When my friend Cassie was a senior in high school, she cashiered at a local supermarket. She earned enough money to go out with friends without asking her cash-strapped mom for a handout. A couple shifts a week ringing up groceries was a small price to pay for all that financial independence. But then someone at the store quit suddenly, and Cassie's manager assigned her extra shifts--right before the January 1 deadline for her college applications. She asked for a couple days off, but the boss said no, and Cassie couldn't find anyone to take her shifts (and didn't feel comfortable pressing the issue). Suddenly, she was in a quandary that could have a big impact on her future.
I think about Cassie whenever I hear people sing the praises of an after-school job for high school students. There's no denying the positives: "real-world" experience, a taste of responsibility, and pride in their newfound earning power--plus a little mall money doesn't hurt, either. I should know. I took on multiple gigs during high school--store clerk, waitress, catering server--and those jobs did me a lot of good.
But times have changed. Today's high schoolers are under so much more academic pressure than I was in the '80s. And with all the demands of work, it's far too easy for kids to lose sight of their most important job: school. That's why many parents have real misgivings about after-school jobs. Of course, I get that some families don't have the luxury of weighing whether a kid should have a job or not. But if your family isn't relying on the added income, here are a few things to consider before giving your teen the go-ahead to pin on that name tag and step behind the register.
First, the evidence in favor of kids taking part-time jobs: Working a few hours a week may actually be good for your kid's GPA. Research has found that, on average, kids who work in high school have slightly higher GPAs and test scores than their unemployed classmates--with one big caveat: They can't bag groceries or serve frozen yogurt for more than 15 hours a week. More than that and their schoolwork could suffer, and they'll be less likely to go to college. It makes sense: Kids who work reasonable hours are often go-getter types who also apply themselves in school.

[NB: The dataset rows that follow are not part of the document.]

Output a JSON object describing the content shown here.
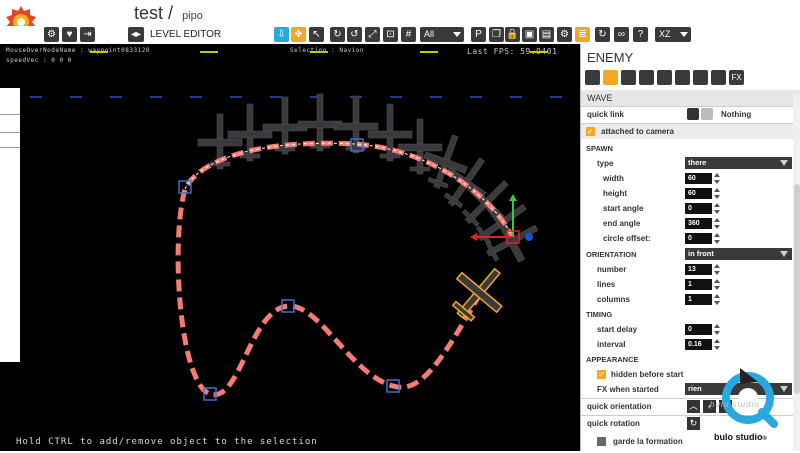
{
  "app": {
    "project": "test",
    "separator": "/",
    "scene": "pipo",
    "mode_label": "LEVEL EDITOR",
    "layer_select": "All",
    "axis_select": "XZ",
    "accent": "#f5a623",
    "highlight": "#29a8e0"
  },
  "viewport": {
    "mouse_over": "MouseOverNodeName : waypoint0833120",
    "selection": "Selection : Navion",
    "speed": "speedVec : 0 0 0",
    "fps": "Last FPS: 59.9401",
    "hint": "Hold CTRL to add/remove object to the selection",
    "path_color": "#f47c72",
    "waypoint_color": "#3a6fd8"
  },
  "panel": {
    "title": "ENEMY",
    "section": "WAVE",
    "quick_link_label": "quick link",
    "quick_link_value": "Nothing",
    "attached_label": "attached to camera",
    "spawn_header": "SPAWN",
    "type_label": "type",
    "type_value": "there",
    "width_label": "width",
    "width_value": "60",
    "height_label": "height",
    "height_value": "60",
    "start_angle_label": "start angle",
    "start_angle_value": "0",
    "end_angle_label": "end angle",
    "end_angle_value": "360",
    "circle_offset_label": "circle offset:",
    "circle_offset_value": "0",
    "orientation_header": "ORIENTATION",
    "orientation_value": "in front",
    "number_label": "number",
    "number_value": "13",
    "lines_label": "lines",
    "lines_value": "1",
    "columns_label": "columns",
    "columns_value": "1",
    "timing_header": "TIMING",
    "start_delay_label": "start delay",
    "start_delay_value": "0",
    "interval_label": "interval",
    "interval_value": "0.16",
    "appearance_header": "APPEARANCE",
    "hidden_label": "hidden before start",
    "fx_label": "FX when started",
    "fx_value": "rien",
    "quick_orientation_label": "quick orientation",
    "quick_rotation_label": "quick rotation",
    "garde_label": "garde la formation"
  },
  "watermark": {
    "brand": "bulo studio",
    "line2": "bulo studio",
    "trademark": "®"
  }
}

But wait--that's not the whole story. Researchers at the U.S. Bureau of Labor Statistics and Ohio University found that high school students spent an average of 49 fewer minutes doing homework on the days they worked part-time jobs. How much could that really hurt? Well, other research found that if kids put an extra half hour a night into math homework, they can boost their math grades by almost two levels--that's the difference between a C and an A. Connect the dots, and it's easy to see how spending too many hours working could hurt your kid's GPA.
So here's my advice. If your kid is already overwhelmed by the pile of homework he has, he shouldn't take on a part-time job during the school year. And homework isn't the only consideration. Your kid also needs time for extracurricular activities. An abundance of research has found that student athletes and jazz band members, for example, can get a host of benefits--from higher GPAs to healthier habits. Make sure these activities don't get short shrift if your kid works.
Even if your kid seems to have everything under control, and does get a job, it's up to you to check in frequently to make sure the homework is getting done. Kids don't have much experience with time management--or with pushing back against adults (unless that adult is you, asking them to clean their room). In their eagerness to please a manager, they may take on more hours than they should. Remember: Your kid's boss's first priority is to run a business. Your first priority is your kid's future.
So, it's no surprise that many parents are nixing paid jobs during the school year. Surveys find that fewer kids today even want a part-time job--perhaps because of all the other demands on their time. If your kid is dying to get one, tell her that summers are a better time to get those work hours in.
One last piece of advice: If your kid is drawing even a modest paycheck, make sure he puts some cash away for college. Really. This has two benefits: One, it puts a dent in what you're kicking in, and two, you might be saving your kid from the dreaded "premature affluence." That's what Jerald Bachman, a social science researcher at the University of Michigan, calls the sense of wealth teens can get from a sudden influx of cash. Here's how it works: Parents typically pay for the basics while their children are still in high school. When those kids start working, they might use their earnings to pay for extras--from designer clothes to pricey concert tickets to eating out. Before long, your teen can grow accustomed to a fancy lifestyle.
Fine, but what happens when he's out on his own, putting all his money into boring stuff like rent, utilities, and meals? The financial wakeup call can be harsh when he finds himself eating ramen and drinking tap water. Some kids may be tempted to go into debt to keep living high on the hog. Putting some of that high school paycheck in a college fund (opening a Roth IRA isn't as crazy as it sounds, either) instead of the cash register at the multiplex can help to your kid stay grounded.
As for Cassie? She came to her senses and realized it was crazy to risk her future for a job she'd be leaving in a few months anyway. She (politely) gave her boss notice, got those college applications in on time, and went on to earn a PhD. Today, the former cashier runs a successful biomedical startup. Cha-ching.
For more advice on talking to your kids about money, check out my new book Make Your Kid a Money Genius (Even If You're Not).